The dog days of summer are here. It’s so hot and muggy outside, I’ve given up on the garden until cooler weather arrives. Now is the time for indoor projects, and other pursuits conducted in the heavenly bliss of air conditioned comfort. The yard has turned into an overgrown jungle now that the rains have returned, after our long year of drought. That’s the story in Florida. It’s either drought or monsoon, with nothing much in between. Thankfully, I took plenty of pictures this year, before the black-eyed Susan, scarlett morning glory, and sweet potato vines ran amuck over everything in their paths. If you stand still longer than 30 seconds, they will start climbing over you, too! Here are a few photos. Enjoy!
An overview of a new rose bed, with my goldfish pond in the background.
Hubby did all the beautiful brick pathways and patios over the last couple of years.
“Peter Pan” dwarf agaphanthus in the same bed, keeping “All American Miracle” hybrid tea rose company.
The world’s happiest cigar plant (cuphea). Hummers love it!
Another view of the pond, and more of Mark’s brickwork.
So there you have just a few pictures from this year’s garden. I’d love to know what you’ve been doing in your own gardens. Is anyone else into ponds? Roses? Laying brick? Hope you’ll share your ideas, and please feel free to ask any questions you like. Gardening in Florida presents a lot of challenges at times, but much of what works here will work in other parts of the country, too.
Monarch Butterfly on Milkweed

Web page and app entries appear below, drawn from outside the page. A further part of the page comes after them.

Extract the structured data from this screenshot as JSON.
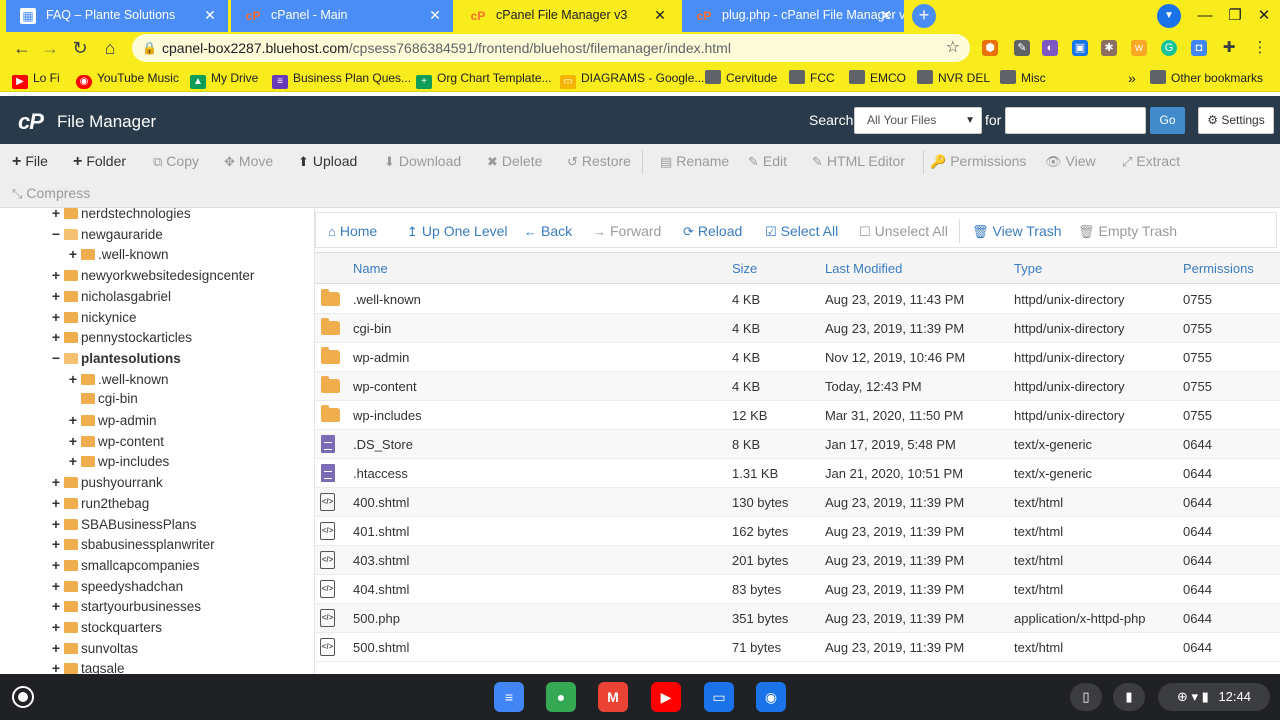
{
  "browser": {
    "tabs": [
      {
        "title": "FAQ – Plante Solutions",
        "icon": "grid-icon",
        "active": false
      },
      {
        "title": "cPanel - Main",
        "icon": "cpanel-icon",
        "active": false
      },
      {
        "title": "cPanel File Manager v3",
        "icon": "cpanel-icon",
        "active": true
      },
      {
        "title": "plug.php - cPanel File Manager v",
        "icon": "cpanel-icon",
        "active": false
      }
    ],
    "url_host": "cpanel-box2287.bluehost.com",
    "url_path": "/cpsess7686384591/frontend/bluehost/filemanager/index.html",
    "bookmarks": [
      {
        "label": "Lo Fi",
        "icon": "youtube-icon"
      },
      {
        "label": "YouTube Music",
        "icon": "youtube-music-icon"
      },
      {
        "label": "My Drive",
        "icon": "drive-icon"
      },
      {
        "label": "Business Plan Ques...",
        "icon": "forms-icon"
      },
      {
        "label": "Org Chart Template...",
        "icon": "sheets-icon"
      },
      {
        "label": "DIAGRAMS - Google...",
        "icon": "slides-icon"
      },
      {
        "label": "Cervitude",
        "icon": "folder-icon"
      },
      {
        "label": "FCC",
        "icon": "folder-icon"
      },
      {
        "label": "EMCO",
        "icon": "folder-icon"
      },
      {
        "label": "NVR DEL",
        "icon": "folder-icon"
      },
      {
        "label": "Misc",
        "icon": "folder-icon"
      }
    ],
    "other_bookmarks": "Other bookmarks",
    "more_bookmarks": "»"
  },
  "header": {
    "title": "File Manager",
    "logo": "cP",
    "search_label": "Search",
    "search_scope": "All Your Files",
    "for_label": "for",
    "search_value": "",
    "go_label": "Go",
    "settings_label": "Settings"
  },
  "actions": [
    {
      "label": "File",
      "icon": "+",
      "enabled": true
    },
    {
      "label": "Folder",
      "icon": "+",
      "enabled": true
    },
    {
      "label": "Copy",
      "icon": "⧉",
      "enabled": false
    },
    {
      "label": "Move",
      "icon": "✥",
      "enabled": false
    },
    {
      "label": "Upload",
      "icon": "⬆",
      "enabled": true
    },
    {
      "label": "Download",
      "icon": "⬇",
      "enabled": false
    },
    {
      "label": "Delete",
      "icon": "✖",
      "enabled": false
    },
    {
      "label": "Restore",
      "icon": "↺",
      "enabled": false
    },
    {
      "label": "Rename",
      "icon": "▤",
      "enabled": false
    },
    {
      "label": "Edit",
      "icon": "✎",
      "enabled": false
    },
    {
      "label": "HTML Editor",
      "icon": "✎",
      "enabled": false
    },
    {
      "label": "Permissions",
      "icon": "🔑",
      "enabled": false
    },
    {
      "label": "View",
      "icon": "👁",
      "enabled": false
    },
    {
      "label": "Extract",
      "icon": "⤢",
      "enabled": false
    },
    {
      "label": "Compress",
      "icon": "⤡",
      "enabled": false
    }
  ],
  "tree": [
    {
      "label": "nerdstechnologies",
      "toggle": "+",
      "depth": 0,
      "open": false,
      "bold": false
    },
    {
      "label": "newgauraride",
      "toggle": "−",
      "depth": 0,
      "open": true,
      "bold": false
    },
    {
      "label": ".well-known",
      "toggle": "+",
      "depth": 1,
      "open": false,
      "bold": false
    },
    {
      "label": "newyorkwebsitedesigncenter",
      "toggle": "+",
      "depth": 0,
      "open": false,
      "bold": false
    },
    {
      "label": "nicholasgabriel",
      "toggle": "+",
      "depth": 0,
      "open": false,
      "bold": false
    },
    {
      "label": "nickynice",
      "toggle": "+",
      "depth": 0,
      "open": false,
      "bold": false
    },
    {
      "label": "pennystockarticles",
      "toggle": "+",
      "depth": 0,
      "open": false,
      "bold": false
    },
    {
      "label": "plantesolutions",
      "toggle": "−",
      "depth": 0,
      "open": true,
      "bold": true
    },
    {
      "label": ".well-known",
      "toggle": "+",
      "depth": 1,
      "open": false,
      "bold": false
    },
    {
      "label": "cgi-bin",
      "toggle": "",
      "depth": 1,
      "open": false,
      "bold": false
    },
    {
      "label": "wp-admin",
      "toggle": "+",
      "depth": 1,
      "open": false,
      "bold": false
    },
    {
      "label": "wp-content",
      "toggle": "+",
      "depth": 1,
      "open": false,
      "bold": false
    },
    {
      "label": "wp-includes",
      "toggle": "+",
      "depth": 1,
      "open": false,
      "bold": false
    },
    {
      "label": "pushyourrank",
      "toggle": "+",
      "depth": 0,
      "open": false,
      "bold": false
    },
    {
      "label": "run2thebag",
      "toggle": "+",
      "depth": 0,
      "open": false,
      "bold": false
    },
    {
      "label": "SBABusinessPlans",
      "toggle": "+",
      "depth": 0,
      "open": false,
      "bold": false
    },
    {
      "label": "sbabusinessplanwriter",
      "toggle": "+",
      "depth": 0,
      "open": false,
      "bold": false
    },
    {
      "label": "smallcapcompanies",
      "toggle": "+",
      "depth": 0,
      "open": false,
      "bold": false
    },
    {
      "label": "speedyshadchan",
      "toggle": "+",
      "depth": 0,
      "open": false,
      "bold": false
    },
    {
      "label": "startyourbusinesses",
      "toggle": "+",
      "depth": 0,
      "open": false,
      "bold": false
    },
    {
      "label": "stockquarters",
      "toggle": "+",
      "depth": 0,
      "open": false,
      "bold": false
    },
    {
      "label": "sunvoltas",
      "toggle": "+",
      "depth": 0,
      "open": false,
      "bold": false
    },
    {
      "label": "tagsale",
      "toggle": "+",
      "depth": 0,
      "open": false,
      "bold": false
    }
  ],
  "navstrip": [
    {
      "label": "Home",
      "icon": "⌂",
      "enabled": true
    },
    {
      "label": "Up One Level",
      "icon": "↥",
      "enabled": true
    },
    {
      "label": "Back",
      "icon": "←",
      "enabled": true
    },
    {
      "label": "Forward",
      "icon": "→",
      "enabled": false
    },
    {
      "label": "Reload",
      "icon": "⟳",
      "enabled": true
    },
    {
      "label": "Select All",
      "icon": "☑",
      "enabled": true
    },
    {
      "label": "Unselect All",
      "icon": "☐",
      "enabled": false
    },
    {
      "label": "View Trash",
      "icon": "🗑",
      "enabled": true
    },
    {
      "label": "Empty Trash",
      "icon": "🗑",
      "enabled": false
    }
  ],
  "columns": {
    "name": "Name",
    "size": "Size",
    "modified": "Last Modified",
    "type": "Type",
    "perms": "Permissions"
  },
  "files": [
    {
      "kind": "dir",
      "name": ".well-known",
      "size": "4 KB",
      "modified": "Aug 23, 2019, 11:43 PM",
      "type": "httpd/unix-directory",
      "perms": "0755"
    },
    {
      "kind": "dir",
      "name": "cgi-bin",
      "size": "4 KB",
      "modified": "Aug 23, 2019, 11:39 PM",
      "type": "httpd/unix-directory",
      "perms": "0755"
    },
    {
      "kind": "dir",
      "name": "wp-admin",
      "size": "4 KB",
      "modified": "Nov 12, 2019, 10:46 PM",
      "type": "httpd/unix-directory",
      "perms": "0755"
    },
    {
      "kind": "dir",
      "name": "wp-content",
      "size": "4 KB",
      "modified": "Today, 12:43 PM",
      "type": "httpd/unix-directory",
      "perms": "0755"
    },
    {
      "kind": "dir",
      "name": "wp-includes",
      "size": "12 KB",
      "modified": "Mar 31, 2020, 11:50 PM",
      "type": "httpd/unix-directory",
      "perms": "0755"
    },
    {
      "kind": "file",
      "name": ".DS_Store",
      "size": "8 KB",
      "modified": "Jan 17, 2019, 5:48 PM",
      "type": "text/x-generic",
      "perms": "0644"
    },
    {
      "kind": "file",
      "name": ".htaccess",
      "size": "1.31 KB",
      "modified": "Jan 21, 2020, 10:51 PM",
      "type": "text/x-generic",
      "perms": "0644"
    },
    {
      "kind": "html",
      "name": "400.shtml",
      "size": "130 bytes",
      "modified": "Aug 23, 2019, 11:39 PM",
      "type": "text/html",
      "perms": "0644"
    },
    {
      "kind": "html",
      "name": "401.shtml",
      "size": "162 bytes",
      "modified": "Aug 23, 2019, 11:39 PM",
      "type": "text/html",
      "perms": "0644"
    },
    {
      "kind": "html",
      "name": "403.shtml",
      "size": "201 bytes",
      "modified": "Aug 23, 2019, 11:39 PM",
      "type": "text/html",
      "perms": "0644"
    },
    {
      "kind": "html",
      "name": "404.shtml",
      "size": "83 bytes",
      "modified": "Aug 23, 2019, 11:39 PM",
      "type": "text/html",
      "perms": "0644"
    },
    {
      "kind": "html",
      "name": "500.php",
      "size": "351 bytes",
      "modified": "Aug 23, 2019, 11:39 PM",
      "type": "application/x-httpd-php",
      "perms": "0644"
    },
    {
      "kind": "html",
      "name": "500.shtml",
      "size": "71 bytes",
      "modified": "Aug 23, 2019, 11:39 PM",
      "type": "text/html",
      "perms": "0644"
    }
  ],
  "shelf": {
    "apps": [
      {
        "name": "docs-icon",
        "glyph": "≡",
        "color": "#4285f4"
      },
      {
        "name": "chrome-icon",
        "glyph": "●",
        "color": "#34a853"
      },
      {
        "name": "gmail-icon",
        "glyph": "M",
        "color": "#ea4335"
      },
      {
        "name": "youtube-icon",
        "glyph": "▶",
        "color": "#ff0000"
      },
      {
        "name": "files-icon",
        "glyph": "▭",
        "color": "#1a73e8"
      },
      {
        "name": "screencast-icon",
        "glyph": "◉",
        "color": "#1a73e8"
      }
    ],
    "clock": "12:44"
  },
  "colors": {
    "chrome_yellow": "#f9ec1c",
    "tab_blue": "#4a8df6",
    "cpanel_header": "#293a4a",
    "link_blue": "#3a7cc0",
    "folder": "#f0ad4e"
  }
}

One of the great joys of gardening is the wealth of birds, butterflies, and other critters who make their homes in a typical suburban yard. I’ve long adopted a “live and let live” approach to my gardens, and seldom have serious problems with pests. (Lubber grasshoppers, gray squirrels, and exotic tree frogs, not withstanding. Stories for another day.) For the most part, I’m happy to share my flowers and herbs with most of nature’s creatures, but I have noticed that some years, predation by hungry wasps takes a toll on the numbers of caterpillars that survive to adulthood in my garden. For that reason, I keep an eye out for eggs and caterpillars that I can bring inside to raise and release. (I don’t mind the wasps getting their fair share, you understand…wasps gotta eat, too. I just don’t like it when they seem to get them all!)
This photo is one I took of a monarch butterfly shortly after I released it into the garden. I try to place the newly eclosed butterflies in a sunny, safe spot to dry their wings, before they take off on their first flight. This beauty came full circle when I put him back on the same milkweed plant I found his eyelash-sized caterpillar on a couple of weeks earlier.

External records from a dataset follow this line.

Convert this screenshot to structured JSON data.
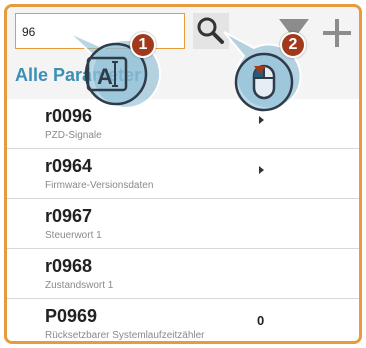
{
  "search": {
    "value": "96"
  },
  "header": {
    "category_title": "Alle Parameter"
  },
  "rows": [
    {
      "title": "r0096",
      "description": "PZD-Signale",
      "has_arrow": true,
      "value": ""
    },
    {
      "title": "r0964",
      "description": "Firmware-Versionsdaten",
      "has_arrow": true,
      "value": ""
    },
    {
      "title": "r0967",
      "description": "Steuerwort 1",
      "has_arrow": false,
      "value": ""
    },
    {
      "title": "r0968",
      "description": "Zustandswort 1",
      "has_arrow": false,
      "value": ""
    },
    {
      "title": "P0969",
      "description": "Rücksetzbarer Systemlaufzeitzähler",
      "has_arrow": false,
      "value": "0"
    }
  ],
  "callouts": [
    {
      "number": "1",
      "icon": "text-input-icon"
    },
    {
      "number": "2",
      "icon": "mouse-click-icon"
    }
  ],
  "colors": {
    "accent": "#e89b3c",
    "title_blue": "#3a90b6",
    "badge": "#a13a1c"
  }
}
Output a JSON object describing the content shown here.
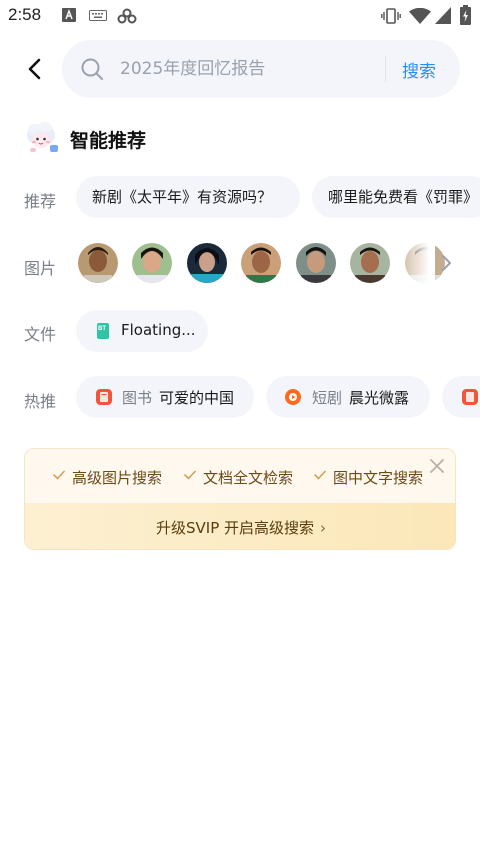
{
  "status_bar": {
    "time": "2:58",
    "left_icons": [
      "font-a-icon",
      "keyboard-icon",
      "cloud-link-icon"
    ],
    "right_icons": [
      "vibrate-icon",
      "wifi-icon",
      "signal-icon",
      "battery-icon"
    ]
  },
  "header": {
    "back_icon": "chevron-left-icon",
    "search": {
      "placeholder": "2025年度回忆报告",
      "value": "",
      "submit_label": "搜索",
      "accent": "#2a8cf5"
    }
  },
  "recommend": {
    "title": "智能推荐",
    "rows": {
      "suggest": {
        "label": "推荐",
        "items": [
          "新剧《太平年》有资源吗？",
          "哪里能免费看《罚罪》"
        ]
      },
      "images": {
        "label": "图片",
        "avatar_count": 7,
        "next_icon": "chevron-right-icon"
      },
      "files": {
        "label": "文件",
        "items": [
          {
            "name": "Floating...",
            "icon": "bt-file-icon",
            "icon_text": "BT"
          }
        ]
      },
      "hot": {
        "label": "热推",
        "items": [
          {
            "category": "图书",
            "title": "可爱的中国",
            "icon": "book-icon",
            "color": "#f2553d"
          },
          {
            "category": "短剧",
            "title": "晨光微露",
            "icon": "short-drama-icon",
            "color": "#ff6a1a"
          }
        ]
      }
    }
  },
  "promo": {
    "features": [
      "高级图片搜索",
      "文档全文检索",
      "图中文字搜索"
    ],
    "cta": "升级SVIP 开启高级搜索",
    "close_icon": "close-icon"
  }
}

Raising the caterpillars isn’t difficult, as long as you have a clean, ventilated container, and an abundance of fresh leaves from their host plants. (With monarchs, that would be plants in the milkweed family). The caterpillars eat a LOT, and you need to be prepared to check your container often to replace old foliage with fresh. The result of watching the caterpillar go through the miracle of metamorphosis is so worth it! Especially if you have little ones. I’ve never met a child yet who wasn’t thrilled with the entire process.
Have you tried raising butterflies yourself? Do you grow host plants in your garden? Share your experiences with us.
Maks & Potter
My two sweet dachshunds, who think they run this entire household. Maks (Dancing With Weiners Star Maksim Hotdogski) and Potter (The Phantom’s Sir Hairy Potter of Sanford) are best friends, even though Potter is several years older. Maks is a chocolate and tan dachsie, and Potter is a red & white piebald (as in “pinto”). They are a big, fat nuisance, but so funny, you tend to forgive them for their mischief.
Do you share your garden with dogs? What kind? How do they behave? Do you have dachshunds? Are they as crazy as mine?